15 January 2014

The Long and Short of Modeling Water Resources Management: A new module for Earth system models fills the gap across scales


Earth system models track all forms of water and its movement through atmosphere, land and ocean systems. However, the significant effect of reservoirs on the amount of freshwater evaporated into the atmosphere and flowing to the oceans has been neglected. Existing water management models take either an expansive global view that can miss important details or narrow in on specific water reservoirs and lose critical trends across regions and time periods. Filling the gap between the two approaches, scientists at Pacific Northwest National Laboratory designed a water management model that can provide input to an Earth system model by drawing its water data at the regional level.


The study team chose Washington State’s Columbia River Regulation System as an example because of the area’s many dams and reservoirs for generating electricity, irrigation, managing water flow, and serving as municipal water sources. The scientists first developed their new model apart from any Earth system model to ensure it was accurate on its own. It combines generic release and storage targets adjusted for each reservoir.  They then coupled it to a river transport model and added irrigation demand and other types of water use measured by the U.S. Geological Survey. The team validated the model’s realistic representation of reservoir operations by showing that measurements taken in the field closely matched the predictions made by their model.

Their results showed promise for accurately simulating the regulated flow of water and withdrawal activities at the regional scale. The resulting model can be used to determine the impacts of water use and water management on regional and global climate and improve understanding of the mutual constraints between energy and water production and use.


It’s much more than a drop in the bucket. Globally, as much as 15 percent of freshwater is withdrawn for drinking, growing food, producing power and other human activities. Failing to accurately depict these impacts on the water cycle affects the results from Earth system models, which are used to predict climate change and inform resource management and policy decisions. The team’s approach simulates reservoir operations such as flood control, irrigation and water supply using release and storage information for each individual reservoir with a focus on long-term water flow and demand.

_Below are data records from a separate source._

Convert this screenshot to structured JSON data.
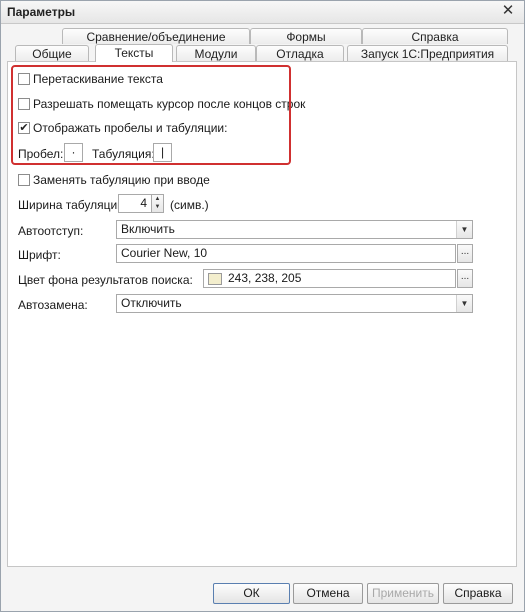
{
  "window": {
    "title": "Параметры"
  },
  "tabs_row1": [
    {
      "label": "Сравнение/объединение"
    },
    {
      "label": "Формы"
    },
    {
      "label": "Справка"
    }
  ],
  "tabs_row2": [
    {
      "label": "Общие"
    },
    {
      "label": "Тексты"
    },
    {
      "label": "Модули"
    },
    {
      "label": "Отладка"
    },
    {
      "label": "Запуск 1С:Предприятия"
    }
  ],
  "active_tab": "Тексты",
  "options": {
    "drag_text": {
      "label": "Перетаскивание текста",
      "checked": false
    },
    "allow_cursor": {
      "label": "Разрешать помещать курсор после концов строк",
      "checked": false
    },
    "show_whitespace": {
      "label": "Отображать пробелы и табуляции:",
      "checked": true,
      "mark": "✔"
    },
    "space_label": "Пробел:",
    "space_value": "·",
    "tab_label": "Табуляция:",
    "tab_value": "|",
    "replace_tabs": {
      "label": "Заменять табуляцию при вводе",
      "checked": false
    }
  },
  "tab_width": {
    "label": "Ширина табуляции:",
    "value": "4",
    "unit": "(симв.)"
  },
  "autoindent": {
    "label": "Автоотступ:",
    "value": "Включить"
  },
  "font": {
    "label": "Шрифт:",
    "value": "Courier New, 10"
  },
  "search_bg": {
    "label": "Цвет фона результатов поиска:",
    "value": "243, 238, 205",
    "color": "#f3eecd"
  },
  "autoreplace": {
    "label": "Автозамена:",
    "value": "Отключить"
  },
  "buttons": {
    "ok": "ОК",
    "cancel": "Отмена",
    "apply": "Применить",
    "help": "Справка"
  },
  "icons": {
    "close": "✕",
    "dropdown": "▼",
    "select": "...",
    "spin_up": "▲",
    "spin_down": "▼"
  }
}
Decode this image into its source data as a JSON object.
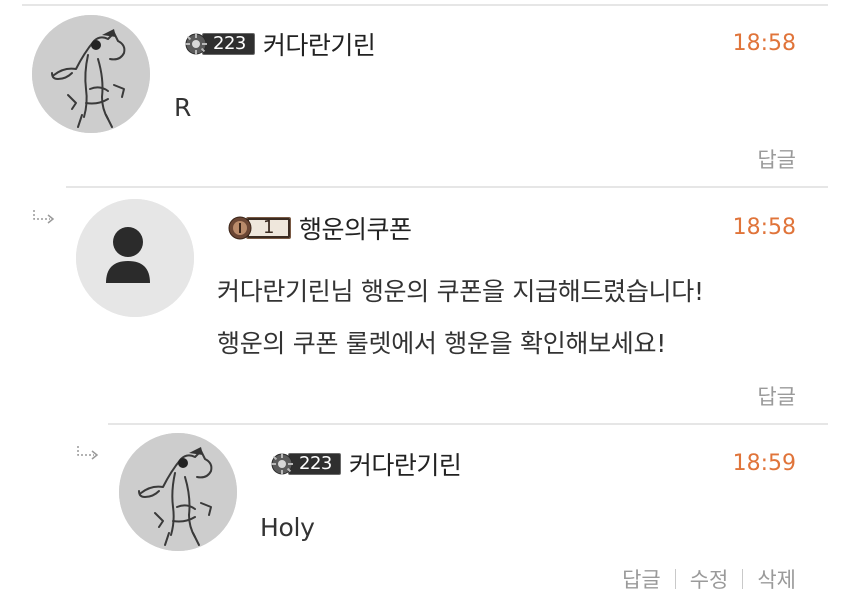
{
  "comments": [
    {
      "nickname": "커다란기린",
      "level": "223",
      "level_badge_icon": "gear-icon",
      "avatar_icon": "giraffe-sketch-avatar",
      "time": "18:58",
      "text": "R",
      "actions": [
        "답글"
      ]
    },
    {
      "nickname": "행운의쿠폰",
      "level": "1",
      "level_badge_icon": "bronze-rank-icon",
      "avatar_icon": "default-user-icon",
      "time": "18:58",
      "text_lines": [
        "커다란기린님 행운의 쿠폰을 지급해드렸습니다!",
        "행운의 쿠폰 룰렛에서 행운을 확인해보세요!"
      ],
      "actions": [
        "답글"
      ]
    },
    {
      "nickname": "커다란기린",
      "level": "223",
      "level_badge_icon": "gear-icon",
      "avatar_icon": "giraffe-sketch-avatar",
      "time": "18:59",
      "text": "Holy",
      "actions": [
        "답글",
        "수정",
        "삭제"
      ]
    }
  ],
  "colors": {
    "time": "#e0743a",
    "divider": "#e6e6e6",
    "action_text": "#9a9a9a"
  }
}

“Water integrates many processes in both the natural and human components of the Earth system,” said Dr. Nathalie Voisin, the PNNL hydrologist who led the team. “Earth system models must accurately represent all branches of the hydrologic cycle—atmosphere, land, ocean, and human systems—including water and energy management, and socioeconomics.”


Dams and reservoirs regulate streamflow and water storage to meet water demand. By redistributing water resources in space and time, impoundments have important effects on the hydrologic cycle at regional and global scales. Representing these processes is essential for hydrologic predictions, earth system modeling, and assessing the impacts of climate change on water resources. Traditionally, impoundment is represented at regional and local scales using agency-specific reservoir operating rules and constraints with optimization that requires numerous time-forward simulations. Emerging large-scale research reservoir models use generic operating rules that are more flexible for coupling with Earth system models. DOE scientists at Pacific Northwest National Laboratory adopted the latter approach and developed a water management model coupled with a river transport model to represent the effects of reservoir operations in an Earth system model. They investigated the uncertainties of the reservoir model from different implementations of the generic operating rules to understand their effects not only on regulated flow but also on reservoir storage and the fraction of demand that is met. The model has been evaluated over the complex multi-objective Columbia River Regulation System in Northwestern United States as an example. Although the management model was able to reproduce the regulated flow at regional scale, realistic simulation of subregional reservoir storage requires development of new generic operating rules that combine both storage and release targets for multi-purpose reservoirs. The new model produces a more realistic representation of the reservoir operations and flow storage distribution across the region. Future implementation of the water management model in an Earth system model will provide a meaningful translation from global water cycle changes to local water resources impacts and vice versa.

N Voisin
Pacific Northwest National Laboratory (PNNL)
Voisin, N, H Li, D Ward, M Huang, M Wigmosta, and LR Leung.  2013.  "On an improved sub-regional water resources management representation for integration into earth system models."  Hydrology and Earth System Sciences 3605-3622.  https://doi.org/10.5194/hess-17-3605-2013.

This study was part of the Integrated Earth System Modeling (iESM) a collaborative project supported by U.S. Department of Energy Office of Science Earth System Modeling program. The Platform for Regional Integrated Modeling and Analysis (PRIMA) initiative, funded by PNNL’s Laboratory Directed Research and Development program, supported the development of databases used in reservoir modeling and some analyses of the results.